Tensions between the Hindu majority and tiny Christian minority erupted over conversions to Christianity. One home that rioters set ablaze belonged to Radhakant Nayak, a Christian member of India's parliament, reported Compass Direct.
U.S. and Sudanese officials initially downplayed the shooting death of a U.S. diplomat in Khartoum. John Granville, 33, an officer with the U.S. Agency for International Development (USAID), was gunned down along with his driver in the early hours of Jan. 1. But the incident recalled the 2002 shooting death of USAID official Laurence Foley in Amman, Jordan. Like Granville, Foley began public service with the Peace Corps. In Foley's assassination, a Jordanian court later convicted in absentia Abu Musab al-Zarqawi, organizer of al-Qaeda in Iraq.
RELEASED: After languishing more than a year in prison for a crime he says he didn't commit, American Eric Volz is free. Volz, 28, was convicted in November 2006 for the murder of his ex-girlfriend, Doris Ivania Jiménez, despite the testimony of 10 witnesses who said he was out of town at the time of the slaying. Two Nicaraguan judges overturned the conviction on Dec. 17, sparking outrage among locals that Volz received special treatment. Nicaragua's Supreme Court is now investigating whether the judges acted inappropriately. Volz, who left Nicaragua on Dec. 21, is now living in hiding due to death threats.
PERSECUTED: The leader of a prominent Chinese house church in Henan Province was forcibly removed from a church service and tortured for several hours by police officials at an undisclosed location before he was released. Pastor Liang Qi Zhen, vice president of the Chinese House Church Alliance, suffered bodily injury during the assault, which was part of a larger Christmas crackdown on house churches across China. In Jiangsu Province, police raided a Christmas service and detained four female members, assaulting one until she was unconscious.
DIVIDED: In a story reminiscent of the Terri Schiavo case, the life of a 16-year-old comatose girl hangs in the balance. Javona Peters is in a vegetative state after undergoing brain surgery at a New York hospital on Oct. 17. Her father, Leonard Peters, wants his daughter to remain on life support, but her mother, Janet Joseph, told the New York Daily News she wants to pull the feeding tube to let her daughter "go in peace." Joseph is also seeking full custody of her daughter in order to sue the hospital for malpractice. A guardianship hearing is scheduled this month.

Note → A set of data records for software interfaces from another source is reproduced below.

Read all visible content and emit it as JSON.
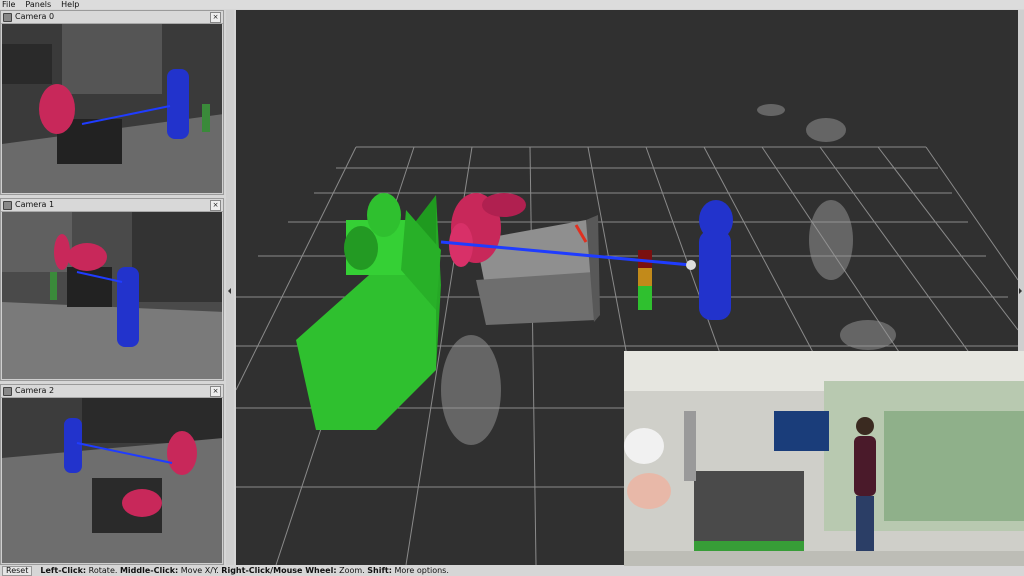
{
  "menu": {
    "file": "File",
    "panels": "Panels",
    "help": "Help"
  },
  "cameras": [
    {
      "title": "Camera 0",
      "close": "×"
    },
    {
      "title": "Camera 1",
      "close": "×"
    },
    {
      "title": "Camera 2",
      "close": "×"
    }
  ],
  "status": {
    "reset": "Reset",
    "hint_left": "Left-Click:",
    "hint_left_text": "Rotate.",
    "hint_middle": "Middle-Click:",
    "hint_middle_text": "Move X/Y.",
    "hint_right": "Right-Click/Mouse Wheel:",
    "hint_right_text": "Zoom.",
    "hint_shift": "Shift:",
    "hint_shift_text": "More options."
  },
  "colors": {
    "robot_red": "#c8285a",
    "human_blue": "#2233cc",
    "machine_green": "#2fc02f",
    "link_blue": "#1f3cff",
    "background_3d": "#303030"
  }
}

SERVED: La Chureca ("the scavenger"), a dump on the outskirts of Nicaragua's capital, is home to about 2,000 people. They sleep in trash at night and scour for food during the day; many of the children spend their days sniffing glue and their nights in prostitution. Jesse Roberts of Oregon and his wife Maria, a Nicaraguan native, developed an after-school program and a rehabilitation center where addicted boys and girls get food, counseling, mentoring, education, and vocational training. Their mission "is to rise them up, to help them live a better life"-the inspiration behind the ministry's name, Rise Up.
SUED: High-school sophomore Chad Farnan and his parents are suing a Mission Viejo, Calif., history teacher for allegedly making anti-Christian remarks in the classroom. Farnan, 16, tape-recorded instructor James Corbett making such statements as, "When you put on your Jesus glasses, you can't see the truth," while he taught Advanced Placement European history at Capistrano Valley High School. The lawsuit charges Corbett with violating the Establishment Clause by promoting hostility toward religion. -with reporting by Christopher Stollar